Task details: Working from the listing below, pick each line containing the word "image" and copy it.

:: Data

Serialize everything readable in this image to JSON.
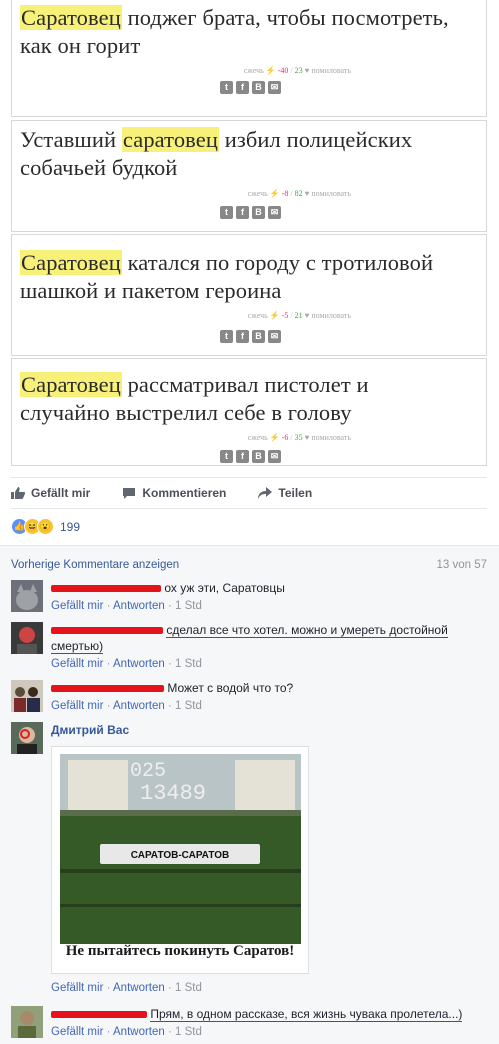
{
  "cards": [
    {
      "hl": "Саратовец",
      "rest_line1": " поджег брата, чтобы посмотреть,",
      "line2": "как он горит",
      "burn": "сжечь",
      "minus": "-40",
      "plus": "23",
      "pardon": "помиловать"
    },
    {
      "pre": "Уставший ",
      "hl": "саратовец",
      "rest_line1": " избил полицейских",
      "line2": "собачьей будкой",
      "burn": "сжечь",
      "minus": "-8",
      "plus": "82",
      "pardon": "помиловать"
    },
    {
      "hl": "Саратовец",
      "rest_line1": " катался по городу с тротиловой",
      "line2": "шашкой и пакетом героина",
      "burn": "сжечь",
      "minus": "-5",
      "plus": "21",
      "pardon": "помиловать"
    },
    {
      "hl": "Саратовец",
      "rest_line1": " рассматривал пистолет и",
      "line2": "случайно выстрелил себе в голову",
      "burn": "сжечь",
      "minus": "-6",
      "plus": "35",
      "pardon": "помиловать"
    }
  ],
  "social_icons": [
    "twitter-icon",
    "facebook-icon",
    "vk-icon",
    "mail-icon"
  ],
  "actions": {
    "like": "Gefällt mir",
    "comment": "Kommentieren",
    "share": "Teilen"
  },
  "reactions": {
    "count": "199",
    "types": [
      "like",
      "haha",
      "wow"
    ]
  },
  "comments_header": {
    "previous": "Vorherige Kommentare anzeigen",
    "counter": "13 von 57"
  },
  "comments": [
    {
      "text": "ох уж эти, Саратовцы",
      "like": "Gefällt mir",
      "reply": "Antworten",
      "time": "1 Std"
    },
    {
      "text": "сделал все что хотел. можно и умереть достойной смертью)",
      "like": "Gefällt mir",
      "reply": "Antworten",
      "time": "1 Std"
    },
    {
      "text": "Может с водой что то?",
      "like": "Gefällt mir",
      "reply": "Antworten",
      "time": "1 Std"
    },
    {
      "name": "Дмитрий Вас",
      "like": "Gefällt mir",
      "reply": "Antworten",
      "time": "1 Std",
      "image": {
        "number_top": "025",
        "number": "13489",
        "plate": "САРАТОВ-САРАТОВ",
        "caption": "Не пытайтесь покинуть Саратов!"
      }
    },
    {
      "text": "Прям, в одном рассказе, вся жизнь чувака пролетела...)",
      "like": "Gefällt mir",
      "reply": "Antworten",
      "time": "1 Std"
    }
  ],
  "colors": {
    "highlight": "#f7f17a",
    "link": "#365899",
    "redaction": "#e4141a",
    "train_green": "#3a5a2a"
  }
}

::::

Exercise response:
Serialize everything readable in this image to JSON.
      "image": {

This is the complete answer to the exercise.